However, there is a nearby emerging market that arguably has even greater potential but much less of the hype: Cambodia.
The two countries share a similar history. In March of 2012, one year after the military junta in Myanmar was dissolved, a draft for a law enabling foreign investment emerged. The Asian Development Bank engaged Myanmar later that year to finance infrastructure and development projects.
Cambodia’s turning point was about 15 years earlier. In 1995, one year before a mass defection from the Khmer Rouge, Cambodia’s first democratically elected government began a transition from a planned economy to its current market based economy.
Both countries are certainly frontier markets. Myanmar’s GDP per capita (PPP) is $1,740 which at the time of writing this, is the second lowest in the world outside of Africa. Cambodia’s is slightly higher at $2,576.

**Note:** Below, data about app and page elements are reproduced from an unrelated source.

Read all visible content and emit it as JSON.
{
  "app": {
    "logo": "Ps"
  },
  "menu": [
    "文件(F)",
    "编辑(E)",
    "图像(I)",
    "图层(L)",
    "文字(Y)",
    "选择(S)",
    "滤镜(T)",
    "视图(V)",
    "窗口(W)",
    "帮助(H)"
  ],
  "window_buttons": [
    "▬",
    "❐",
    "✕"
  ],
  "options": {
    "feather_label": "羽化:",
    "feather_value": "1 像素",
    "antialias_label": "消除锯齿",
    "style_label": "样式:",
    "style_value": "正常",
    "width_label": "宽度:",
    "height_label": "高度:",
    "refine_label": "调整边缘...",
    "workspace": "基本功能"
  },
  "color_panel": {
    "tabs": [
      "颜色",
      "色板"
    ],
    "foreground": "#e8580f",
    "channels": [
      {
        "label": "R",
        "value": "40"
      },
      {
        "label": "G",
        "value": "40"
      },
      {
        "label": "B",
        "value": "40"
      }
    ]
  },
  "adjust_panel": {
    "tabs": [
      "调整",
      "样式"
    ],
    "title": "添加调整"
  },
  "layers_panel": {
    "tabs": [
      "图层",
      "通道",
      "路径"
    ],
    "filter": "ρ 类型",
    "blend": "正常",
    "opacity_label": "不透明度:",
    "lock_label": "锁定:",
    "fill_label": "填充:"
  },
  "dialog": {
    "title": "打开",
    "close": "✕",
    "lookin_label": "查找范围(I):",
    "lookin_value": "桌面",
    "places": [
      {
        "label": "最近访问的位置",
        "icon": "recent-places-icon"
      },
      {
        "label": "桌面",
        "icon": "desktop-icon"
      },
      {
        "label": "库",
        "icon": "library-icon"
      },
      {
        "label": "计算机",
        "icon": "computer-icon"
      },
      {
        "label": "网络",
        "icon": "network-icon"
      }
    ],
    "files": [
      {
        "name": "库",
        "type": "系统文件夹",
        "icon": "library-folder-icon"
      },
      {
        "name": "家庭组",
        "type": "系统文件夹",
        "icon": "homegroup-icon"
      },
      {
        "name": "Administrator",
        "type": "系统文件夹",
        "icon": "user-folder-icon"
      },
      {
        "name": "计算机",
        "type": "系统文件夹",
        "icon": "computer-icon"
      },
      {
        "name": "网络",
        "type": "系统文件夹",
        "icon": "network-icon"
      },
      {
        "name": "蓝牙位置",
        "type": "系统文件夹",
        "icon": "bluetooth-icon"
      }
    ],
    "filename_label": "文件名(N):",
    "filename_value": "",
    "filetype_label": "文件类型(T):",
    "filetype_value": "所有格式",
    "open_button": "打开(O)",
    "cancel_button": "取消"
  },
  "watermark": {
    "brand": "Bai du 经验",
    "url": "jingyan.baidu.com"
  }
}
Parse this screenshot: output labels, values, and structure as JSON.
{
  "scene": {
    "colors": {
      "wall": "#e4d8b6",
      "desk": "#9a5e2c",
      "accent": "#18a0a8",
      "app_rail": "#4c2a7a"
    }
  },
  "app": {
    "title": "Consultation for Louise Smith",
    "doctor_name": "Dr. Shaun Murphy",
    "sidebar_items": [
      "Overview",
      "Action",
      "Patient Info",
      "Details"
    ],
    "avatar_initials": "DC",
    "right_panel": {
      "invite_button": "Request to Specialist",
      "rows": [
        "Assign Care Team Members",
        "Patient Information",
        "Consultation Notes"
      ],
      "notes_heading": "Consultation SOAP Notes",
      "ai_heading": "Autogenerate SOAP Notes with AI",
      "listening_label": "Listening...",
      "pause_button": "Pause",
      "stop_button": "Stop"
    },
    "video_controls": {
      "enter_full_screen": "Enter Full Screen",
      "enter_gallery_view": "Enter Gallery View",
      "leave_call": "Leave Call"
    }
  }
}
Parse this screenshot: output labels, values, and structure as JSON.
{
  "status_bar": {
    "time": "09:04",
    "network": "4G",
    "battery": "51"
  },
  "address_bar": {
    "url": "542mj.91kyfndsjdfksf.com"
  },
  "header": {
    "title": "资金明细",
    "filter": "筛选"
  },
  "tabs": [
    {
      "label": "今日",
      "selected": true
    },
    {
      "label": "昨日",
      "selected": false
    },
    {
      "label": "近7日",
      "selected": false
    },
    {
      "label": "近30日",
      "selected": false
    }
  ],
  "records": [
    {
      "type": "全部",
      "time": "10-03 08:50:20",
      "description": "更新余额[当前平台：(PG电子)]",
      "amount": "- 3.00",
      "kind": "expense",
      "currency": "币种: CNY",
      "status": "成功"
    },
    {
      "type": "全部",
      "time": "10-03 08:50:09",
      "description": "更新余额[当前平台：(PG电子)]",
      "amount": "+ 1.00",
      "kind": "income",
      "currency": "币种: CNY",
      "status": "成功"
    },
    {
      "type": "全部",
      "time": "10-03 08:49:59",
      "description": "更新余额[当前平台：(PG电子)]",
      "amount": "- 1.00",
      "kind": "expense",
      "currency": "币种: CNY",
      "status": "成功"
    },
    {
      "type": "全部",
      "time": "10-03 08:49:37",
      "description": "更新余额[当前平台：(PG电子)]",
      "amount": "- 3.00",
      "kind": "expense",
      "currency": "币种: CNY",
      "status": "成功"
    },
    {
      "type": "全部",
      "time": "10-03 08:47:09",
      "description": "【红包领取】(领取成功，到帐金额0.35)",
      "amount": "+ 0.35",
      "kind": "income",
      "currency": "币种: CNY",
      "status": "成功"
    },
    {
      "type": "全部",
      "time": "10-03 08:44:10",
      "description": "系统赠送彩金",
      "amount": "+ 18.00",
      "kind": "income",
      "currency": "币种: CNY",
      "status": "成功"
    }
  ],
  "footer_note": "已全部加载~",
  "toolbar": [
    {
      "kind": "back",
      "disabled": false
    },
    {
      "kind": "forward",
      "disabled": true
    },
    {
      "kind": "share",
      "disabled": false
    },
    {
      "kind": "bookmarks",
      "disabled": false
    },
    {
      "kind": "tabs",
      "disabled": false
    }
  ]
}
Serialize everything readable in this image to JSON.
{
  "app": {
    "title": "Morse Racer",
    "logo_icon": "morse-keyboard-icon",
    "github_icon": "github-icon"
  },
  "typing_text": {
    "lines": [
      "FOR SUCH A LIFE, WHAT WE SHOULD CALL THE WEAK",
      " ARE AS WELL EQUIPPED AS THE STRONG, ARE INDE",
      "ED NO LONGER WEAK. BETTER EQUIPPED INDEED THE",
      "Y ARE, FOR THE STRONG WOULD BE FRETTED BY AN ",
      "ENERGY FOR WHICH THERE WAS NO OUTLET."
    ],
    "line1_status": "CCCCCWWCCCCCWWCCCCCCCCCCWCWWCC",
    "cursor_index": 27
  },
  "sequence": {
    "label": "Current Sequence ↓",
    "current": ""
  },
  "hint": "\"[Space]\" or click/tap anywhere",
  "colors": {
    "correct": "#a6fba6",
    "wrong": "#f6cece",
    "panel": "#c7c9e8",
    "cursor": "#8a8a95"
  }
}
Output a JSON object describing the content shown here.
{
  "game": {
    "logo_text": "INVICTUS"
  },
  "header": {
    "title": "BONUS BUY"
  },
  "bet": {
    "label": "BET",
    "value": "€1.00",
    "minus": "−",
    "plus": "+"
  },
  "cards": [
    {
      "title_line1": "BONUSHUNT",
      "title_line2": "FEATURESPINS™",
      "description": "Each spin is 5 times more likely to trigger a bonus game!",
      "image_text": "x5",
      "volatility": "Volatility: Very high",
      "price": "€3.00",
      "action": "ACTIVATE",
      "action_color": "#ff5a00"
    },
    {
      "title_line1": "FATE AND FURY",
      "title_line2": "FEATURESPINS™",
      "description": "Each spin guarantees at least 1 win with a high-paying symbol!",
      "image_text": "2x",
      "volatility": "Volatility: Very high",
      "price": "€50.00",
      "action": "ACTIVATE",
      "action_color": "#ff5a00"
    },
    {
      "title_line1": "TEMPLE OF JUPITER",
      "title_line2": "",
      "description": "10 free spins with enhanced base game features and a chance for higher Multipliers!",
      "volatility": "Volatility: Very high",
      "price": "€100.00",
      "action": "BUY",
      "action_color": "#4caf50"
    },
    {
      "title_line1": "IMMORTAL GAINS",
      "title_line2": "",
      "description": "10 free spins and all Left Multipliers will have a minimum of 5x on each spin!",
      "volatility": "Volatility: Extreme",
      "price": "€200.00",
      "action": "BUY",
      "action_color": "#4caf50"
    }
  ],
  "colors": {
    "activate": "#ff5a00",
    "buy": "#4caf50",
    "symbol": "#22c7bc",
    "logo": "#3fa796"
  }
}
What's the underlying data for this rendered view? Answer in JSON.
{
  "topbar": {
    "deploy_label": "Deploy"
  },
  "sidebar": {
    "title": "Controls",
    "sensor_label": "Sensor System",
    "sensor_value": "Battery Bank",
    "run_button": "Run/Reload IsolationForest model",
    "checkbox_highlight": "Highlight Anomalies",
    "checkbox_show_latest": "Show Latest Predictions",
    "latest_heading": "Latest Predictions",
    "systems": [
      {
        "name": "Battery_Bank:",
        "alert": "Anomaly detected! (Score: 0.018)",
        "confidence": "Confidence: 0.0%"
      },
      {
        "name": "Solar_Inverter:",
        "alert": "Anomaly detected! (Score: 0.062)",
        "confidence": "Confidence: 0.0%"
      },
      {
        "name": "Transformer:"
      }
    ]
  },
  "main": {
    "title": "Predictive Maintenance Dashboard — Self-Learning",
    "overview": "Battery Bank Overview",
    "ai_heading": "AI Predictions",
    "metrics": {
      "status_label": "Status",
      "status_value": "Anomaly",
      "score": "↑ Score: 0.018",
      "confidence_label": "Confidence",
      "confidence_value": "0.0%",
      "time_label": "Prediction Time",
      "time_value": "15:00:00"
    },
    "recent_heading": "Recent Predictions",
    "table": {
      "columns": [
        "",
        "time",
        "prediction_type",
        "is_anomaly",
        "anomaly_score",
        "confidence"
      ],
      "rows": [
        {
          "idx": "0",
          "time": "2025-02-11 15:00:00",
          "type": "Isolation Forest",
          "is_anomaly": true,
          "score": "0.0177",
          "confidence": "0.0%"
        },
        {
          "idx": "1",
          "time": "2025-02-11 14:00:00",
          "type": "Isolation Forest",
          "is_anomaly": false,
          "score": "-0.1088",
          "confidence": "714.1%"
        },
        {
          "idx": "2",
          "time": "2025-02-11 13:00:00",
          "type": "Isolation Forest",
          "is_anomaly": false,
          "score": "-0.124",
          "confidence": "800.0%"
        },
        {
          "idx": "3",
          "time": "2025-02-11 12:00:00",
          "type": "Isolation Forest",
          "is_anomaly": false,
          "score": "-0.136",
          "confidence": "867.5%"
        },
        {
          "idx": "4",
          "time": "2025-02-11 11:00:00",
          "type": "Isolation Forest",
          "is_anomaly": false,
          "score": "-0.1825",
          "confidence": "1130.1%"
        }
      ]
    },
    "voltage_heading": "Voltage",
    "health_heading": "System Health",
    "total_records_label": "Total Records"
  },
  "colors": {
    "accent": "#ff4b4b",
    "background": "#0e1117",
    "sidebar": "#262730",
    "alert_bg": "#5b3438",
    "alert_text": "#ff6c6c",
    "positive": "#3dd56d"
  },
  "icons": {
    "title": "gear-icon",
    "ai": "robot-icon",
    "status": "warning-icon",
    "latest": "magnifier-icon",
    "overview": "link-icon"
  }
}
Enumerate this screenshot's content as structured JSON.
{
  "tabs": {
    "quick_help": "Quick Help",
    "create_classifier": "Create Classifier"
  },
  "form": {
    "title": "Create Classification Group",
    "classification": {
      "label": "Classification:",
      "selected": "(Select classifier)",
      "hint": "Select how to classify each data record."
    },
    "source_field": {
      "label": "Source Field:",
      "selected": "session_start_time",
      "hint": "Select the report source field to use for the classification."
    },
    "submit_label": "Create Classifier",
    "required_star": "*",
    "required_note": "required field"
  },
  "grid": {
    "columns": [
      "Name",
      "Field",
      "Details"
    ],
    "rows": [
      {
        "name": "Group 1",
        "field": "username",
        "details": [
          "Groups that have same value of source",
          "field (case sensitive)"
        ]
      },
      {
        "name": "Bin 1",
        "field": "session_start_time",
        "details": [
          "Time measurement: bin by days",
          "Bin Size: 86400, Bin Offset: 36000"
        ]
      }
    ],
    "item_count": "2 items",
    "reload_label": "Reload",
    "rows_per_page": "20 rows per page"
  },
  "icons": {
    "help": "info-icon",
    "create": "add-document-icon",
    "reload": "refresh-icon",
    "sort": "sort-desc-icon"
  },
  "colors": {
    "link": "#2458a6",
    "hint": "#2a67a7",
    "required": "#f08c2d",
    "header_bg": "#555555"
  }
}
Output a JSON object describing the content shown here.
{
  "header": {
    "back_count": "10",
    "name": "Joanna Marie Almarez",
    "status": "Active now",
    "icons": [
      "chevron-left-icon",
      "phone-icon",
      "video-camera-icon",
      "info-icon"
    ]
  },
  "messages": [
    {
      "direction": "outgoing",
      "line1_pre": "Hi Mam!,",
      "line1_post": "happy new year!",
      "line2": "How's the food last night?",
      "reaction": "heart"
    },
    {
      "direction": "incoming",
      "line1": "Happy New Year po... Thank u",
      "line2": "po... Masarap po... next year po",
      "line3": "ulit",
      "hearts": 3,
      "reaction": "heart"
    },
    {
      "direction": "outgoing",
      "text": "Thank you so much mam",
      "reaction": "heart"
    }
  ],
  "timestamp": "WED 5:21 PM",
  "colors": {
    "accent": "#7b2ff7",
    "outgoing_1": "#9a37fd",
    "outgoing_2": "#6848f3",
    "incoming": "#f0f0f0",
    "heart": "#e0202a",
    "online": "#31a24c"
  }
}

This is Cambodia’s strength. It has had 15 years more to develop itself and work out the kinks in its foreign investment laws, which are now clear and straightforward. In Cambodia, a foreigner can safely own a business and a condo, have the right to permanent residence and have no fear about the legal climate changing by the day. The same cannot be said for Myanmar, which was said to be “the country offering the least legal protection for foreign companies” according to Maplecroft, a British risk analysis group.
In addition, Myanmar is still politically unstable. The current government is backed by the old military junta, which still plays a prominent role in politics, and allegations of fraud in the latest elections are widespread. Freedom of speech is not guaranteed by law and political discussions are heavily censored.
While Cambodia is no bastion of democracy itself, it’s certainly an improvement over Myanmar. Freedom of speech is a right, most elections since 1993 have gone by without major allegations of fraud, and there has not been a coup since the Khmer Rouge ceased to exist in 1999, which is something that even Cambodia’s far wealthier neighbor of Thailand cannot claim.
Altogether, both countries are growing at a rapid pace and have great opportunities for investors. Cambodia’s economy grew by 7.3% in 2013 and Myanmar’s grew 7.5% during the same year. But while Myanmar may be the better country to invest in a decade from now, it is still too risky to recommend over Cambodia.